Ducked & dodged his brother, but accepted his birthright in exchange for soup.

Ran from his father, but first accepted his blessing while wrapped in goat’s skin.

Avoided trust with Laban, but accepted the opportunity to build his wealth.

Guarded too with God, but accepted God’s presence for the journey in the hopes that one day he might even stand on his own without God.

But then God threw his hip out of joint, saying, “No more will you duck & dodge. No more will you evade and run. No more will you trust only in yourself for survival and success.

“It’s time to face your brother.

“Time to face your father, your mother.

“Time to face your uncle and your wives and your children.

“It’s time to face me.

You will no longer run; now you will learn the slow pace of covenant. You will no longer hide and strive for your own good; now you will limp in community for the good of others. You will no longer be called ‘one who struggles‘; now you will be called ‘God struggles.’

“And Jacob? I have struggled long enough with you. No more running. Now we walk together.”

The kingdom of heaven is like a man whose hip is thrown out of joint so that he has to stop running.

.

The beauty and truth of story is found in its ability to speak in new ways, no matter how familiar the words. Scripture is full of such stories for me, familiar tales that offer new truths & always-needed truths over and again. This piece is the first in a series of three short reflections listening for truth in the stories of Jacob and his wives Leah & Rachel.

In the Spirit of Jonah

Do you see me GOD?!

Do you see how grumpy I am?!

You should stop what you’re doing and look at me.

I’m pissed off and cursing and
kicking the dirt.
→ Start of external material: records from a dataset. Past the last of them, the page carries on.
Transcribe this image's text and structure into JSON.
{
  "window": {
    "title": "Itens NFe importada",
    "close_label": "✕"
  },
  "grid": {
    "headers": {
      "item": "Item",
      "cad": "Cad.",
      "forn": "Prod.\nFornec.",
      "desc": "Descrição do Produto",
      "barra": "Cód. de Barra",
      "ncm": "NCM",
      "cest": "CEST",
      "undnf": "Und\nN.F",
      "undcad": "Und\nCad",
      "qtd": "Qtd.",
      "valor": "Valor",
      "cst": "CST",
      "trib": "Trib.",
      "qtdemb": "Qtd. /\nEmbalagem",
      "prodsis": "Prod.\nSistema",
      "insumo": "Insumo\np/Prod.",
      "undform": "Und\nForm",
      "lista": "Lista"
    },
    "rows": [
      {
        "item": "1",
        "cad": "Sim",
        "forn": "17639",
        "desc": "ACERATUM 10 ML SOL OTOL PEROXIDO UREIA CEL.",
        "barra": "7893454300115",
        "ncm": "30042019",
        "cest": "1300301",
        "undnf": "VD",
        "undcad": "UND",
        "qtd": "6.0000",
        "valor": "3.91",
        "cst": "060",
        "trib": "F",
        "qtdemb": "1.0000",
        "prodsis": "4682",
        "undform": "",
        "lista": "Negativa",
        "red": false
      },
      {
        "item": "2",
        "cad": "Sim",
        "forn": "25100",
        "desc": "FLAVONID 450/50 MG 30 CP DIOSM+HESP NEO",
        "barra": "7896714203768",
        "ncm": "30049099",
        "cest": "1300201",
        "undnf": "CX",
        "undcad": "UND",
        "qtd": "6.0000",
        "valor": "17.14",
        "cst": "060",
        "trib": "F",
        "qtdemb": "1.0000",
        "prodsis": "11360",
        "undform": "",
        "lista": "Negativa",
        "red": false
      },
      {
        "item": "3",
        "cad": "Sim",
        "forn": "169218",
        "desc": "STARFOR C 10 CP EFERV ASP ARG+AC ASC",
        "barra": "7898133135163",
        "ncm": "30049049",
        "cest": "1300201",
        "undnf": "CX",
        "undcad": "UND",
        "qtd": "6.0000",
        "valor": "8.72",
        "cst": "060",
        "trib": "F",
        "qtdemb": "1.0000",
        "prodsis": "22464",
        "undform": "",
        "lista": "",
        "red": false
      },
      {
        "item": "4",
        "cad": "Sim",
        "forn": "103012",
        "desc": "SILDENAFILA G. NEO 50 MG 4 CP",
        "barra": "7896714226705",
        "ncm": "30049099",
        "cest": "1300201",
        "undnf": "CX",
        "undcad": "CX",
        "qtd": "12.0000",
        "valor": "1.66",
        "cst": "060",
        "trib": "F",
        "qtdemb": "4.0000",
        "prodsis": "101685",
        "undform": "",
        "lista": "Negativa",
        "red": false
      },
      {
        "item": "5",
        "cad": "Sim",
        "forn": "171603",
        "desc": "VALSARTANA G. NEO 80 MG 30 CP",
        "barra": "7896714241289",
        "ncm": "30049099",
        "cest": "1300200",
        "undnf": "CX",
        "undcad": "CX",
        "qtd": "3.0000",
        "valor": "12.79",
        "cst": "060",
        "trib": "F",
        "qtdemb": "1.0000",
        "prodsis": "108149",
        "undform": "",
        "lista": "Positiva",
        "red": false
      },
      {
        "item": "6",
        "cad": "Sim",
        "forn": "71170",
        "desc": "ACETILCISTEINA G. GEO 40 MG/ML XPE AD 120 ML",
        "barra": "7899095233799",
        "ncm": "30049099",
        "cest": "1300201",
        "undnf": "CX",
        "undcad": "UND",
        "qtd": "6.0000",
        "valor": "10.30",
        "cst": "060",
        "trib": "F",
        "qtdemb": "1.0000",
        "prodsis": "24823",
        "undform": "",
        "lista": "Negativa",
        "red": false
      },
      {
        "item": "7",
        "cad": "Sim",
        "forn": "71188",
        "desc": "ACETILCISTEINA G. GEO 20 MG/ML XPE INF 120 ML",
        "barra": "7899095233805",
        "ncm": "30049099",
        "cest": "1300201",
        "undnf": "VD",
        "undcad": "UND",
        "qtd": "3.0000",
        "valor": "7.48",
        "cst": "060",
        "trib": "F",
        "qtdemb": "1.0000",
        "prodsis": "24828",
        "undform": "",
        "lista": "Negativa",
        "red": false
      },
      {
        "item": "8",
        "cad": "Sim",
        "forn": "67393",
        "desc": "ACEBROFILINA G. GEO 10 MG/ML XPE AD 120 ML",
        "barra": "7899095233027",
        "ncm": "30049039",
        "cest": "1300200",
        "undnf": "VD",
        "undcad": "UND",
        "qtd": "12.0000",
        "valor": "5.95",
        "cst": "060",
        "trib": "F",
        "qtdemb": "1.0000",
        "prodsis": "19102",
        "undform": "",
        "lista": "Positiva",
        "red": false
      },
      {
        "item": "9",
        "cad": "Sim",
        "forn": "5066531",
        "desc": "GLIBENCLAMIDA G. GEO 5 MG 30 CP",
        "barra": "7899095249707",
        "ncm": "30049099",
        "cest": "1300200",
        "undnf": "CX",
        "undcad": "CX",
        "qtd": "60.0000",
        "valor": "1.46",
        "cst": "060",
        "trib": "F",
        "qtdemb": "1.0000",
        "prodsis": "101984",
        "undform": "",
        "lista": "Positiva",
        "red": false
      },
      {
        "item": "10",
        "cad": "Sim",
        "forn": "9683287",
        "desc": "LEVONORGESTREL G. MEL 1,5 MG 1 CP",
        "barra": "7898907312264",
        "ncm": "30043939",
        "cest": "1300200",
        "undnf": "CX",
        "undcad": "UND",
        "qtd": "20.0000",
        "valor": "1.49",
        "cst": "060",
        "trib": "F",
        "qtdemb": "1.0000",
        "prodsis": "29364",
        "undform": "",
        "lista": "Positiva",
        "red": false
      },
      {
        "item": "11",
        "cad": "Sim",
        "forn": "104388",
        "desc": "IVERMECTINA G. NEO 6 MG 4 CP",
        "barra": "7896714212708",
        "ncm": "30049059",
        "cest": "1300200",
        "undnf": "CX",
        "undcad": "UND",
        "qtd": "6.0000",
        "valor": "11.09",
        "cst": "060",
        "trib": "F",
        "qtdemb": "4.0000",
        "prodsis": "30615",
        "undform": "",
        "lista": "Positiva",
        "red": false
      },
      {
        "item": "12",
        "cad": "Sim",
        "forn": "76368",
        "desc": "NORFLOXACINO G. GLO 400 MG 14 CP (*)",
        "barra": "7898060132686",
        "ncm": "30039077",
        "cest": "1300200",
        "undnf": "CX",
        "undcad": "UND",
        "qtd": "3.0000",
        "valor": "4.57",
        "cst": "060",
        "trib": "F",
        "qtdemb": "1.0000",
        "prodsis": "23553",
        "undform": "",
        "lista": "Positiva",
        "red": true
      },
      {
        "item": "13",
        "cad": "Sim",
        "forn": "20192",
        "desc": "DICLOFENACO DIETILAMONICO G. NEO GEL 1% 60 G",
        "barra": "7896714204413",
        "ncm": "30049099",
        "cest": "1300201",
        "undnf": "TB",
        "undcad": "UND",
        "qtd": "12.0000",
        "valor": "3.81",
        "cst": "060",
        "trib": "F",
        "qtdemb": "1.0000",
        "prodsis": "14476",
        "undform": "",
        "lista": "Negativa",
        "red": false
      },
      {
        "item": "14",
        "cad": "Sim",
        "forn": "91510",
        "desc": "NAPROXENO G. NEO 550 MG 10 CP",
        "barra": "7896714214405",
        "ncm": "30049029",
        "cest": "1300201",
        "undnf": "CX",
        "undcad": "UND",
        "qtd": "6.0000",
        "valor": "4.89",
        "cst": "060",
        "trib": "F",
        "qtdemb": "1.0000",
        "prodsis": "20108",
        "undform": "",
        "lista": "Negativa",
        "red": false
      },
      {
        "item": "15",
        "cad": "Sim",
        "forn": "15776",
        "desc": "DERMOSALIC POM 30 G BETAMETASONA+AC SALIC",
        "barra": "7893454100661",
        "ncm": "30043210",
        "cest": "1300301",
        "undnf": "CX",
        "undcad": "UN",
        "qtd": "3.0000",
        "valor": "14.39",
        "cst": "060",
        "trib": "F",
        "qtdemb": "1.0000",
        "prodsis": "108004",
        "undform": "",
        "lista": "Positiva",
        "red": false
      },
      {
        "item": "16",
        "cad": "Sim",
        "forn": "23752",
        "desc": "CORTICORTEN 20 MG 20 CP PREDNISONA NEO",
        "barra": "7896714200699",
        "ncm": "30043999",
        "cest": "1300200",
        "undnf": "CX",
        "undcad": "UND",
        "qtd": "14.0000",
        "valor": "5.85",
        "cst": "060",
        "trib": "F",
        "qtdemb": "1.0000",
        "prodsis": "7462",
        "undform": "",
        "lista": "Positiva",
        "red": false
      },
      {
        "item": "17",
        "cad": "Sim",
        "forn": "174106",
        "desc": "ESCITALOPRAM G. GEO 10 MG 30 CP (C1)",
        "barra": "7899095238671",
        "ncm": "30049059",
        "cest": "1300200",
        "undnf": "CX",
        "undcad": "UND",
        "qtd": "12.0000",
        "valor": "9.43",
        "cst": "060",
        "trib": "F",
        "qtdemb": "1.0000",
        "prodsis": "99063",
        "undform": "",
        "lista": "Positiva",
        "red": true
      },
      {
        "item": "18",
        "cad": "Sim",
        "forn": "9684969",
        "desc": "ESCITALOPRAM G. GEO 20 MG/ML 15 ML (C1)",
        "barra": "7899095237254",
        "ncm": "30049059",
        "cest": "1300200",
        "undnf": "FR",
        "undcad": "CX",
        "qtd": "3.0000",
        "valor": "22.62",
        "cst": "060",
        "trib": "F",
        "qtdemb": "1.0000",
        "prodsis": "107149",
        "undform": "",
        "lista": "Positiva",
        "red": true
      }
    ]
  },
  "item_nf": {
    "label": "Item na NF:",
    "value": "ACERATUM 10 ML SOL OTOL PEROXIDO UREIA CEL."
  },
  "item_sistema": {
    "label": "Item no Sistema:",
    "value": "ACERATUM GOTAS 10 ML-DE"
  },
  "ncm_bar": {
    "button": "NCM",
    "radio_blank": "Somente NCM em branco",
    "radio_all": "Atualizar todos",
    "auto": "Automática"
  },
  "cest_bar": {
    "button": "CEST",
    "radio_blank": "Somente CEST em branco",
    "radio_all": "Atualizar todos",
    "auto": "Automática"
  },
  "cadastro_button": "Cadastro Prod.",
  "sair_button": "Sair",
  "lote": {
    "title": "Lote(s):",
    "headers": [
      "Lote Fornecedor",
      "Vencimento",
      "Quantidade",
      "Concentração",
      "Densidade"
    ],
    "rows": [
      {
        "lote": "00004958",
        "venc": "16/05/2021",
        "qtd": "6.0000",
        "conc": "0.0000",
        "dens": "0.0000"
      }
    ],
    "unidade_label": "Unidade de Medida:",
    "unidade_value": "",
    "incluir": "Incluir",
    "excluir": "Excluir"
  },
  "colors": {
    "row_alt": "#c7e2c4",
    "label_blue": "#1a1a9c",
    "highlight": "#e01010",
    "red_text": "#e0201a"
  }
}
Do you know why?!

Look at me, GOD. Listen to me.
Right.
Now.
Listen to me.

Do you know why I’m grumpy?!

Because the sun comes up in the morning,
just as it always does
faithfully
day in and day out,
but GOD I want to sleep.

I’m grumpy because the sun sets at night,
just as it always does
faithfully
day in and day out,
but GOD I still have work to do.

And I’m mad because I don’t like to cook
but there’s an abundance of food
in the pantry
so I don’t have an excuse
to go out to eat.

Plus I’m out of sorts and irritated
because the bush that protects me from the sun
— the work that protects my daily living —
withered and refused to thrive
for my sake alone,
and I should be enough reason
for that friggin bush to keep living, GOD!

And darn it, you’re always
overflowing with love, GOD,
just like you always do
faithfully
day in and day out.

Stop trying to make me smile
or enjoy this beautiful day!

I am just
trying
to be
grumpy
so leave me alone already, GOD.

P.S. Jonah, you rock. Keep sittin’ on that hill and waitin’ for Ninevah to spontaneously combust. I’m with you in spirit, dude.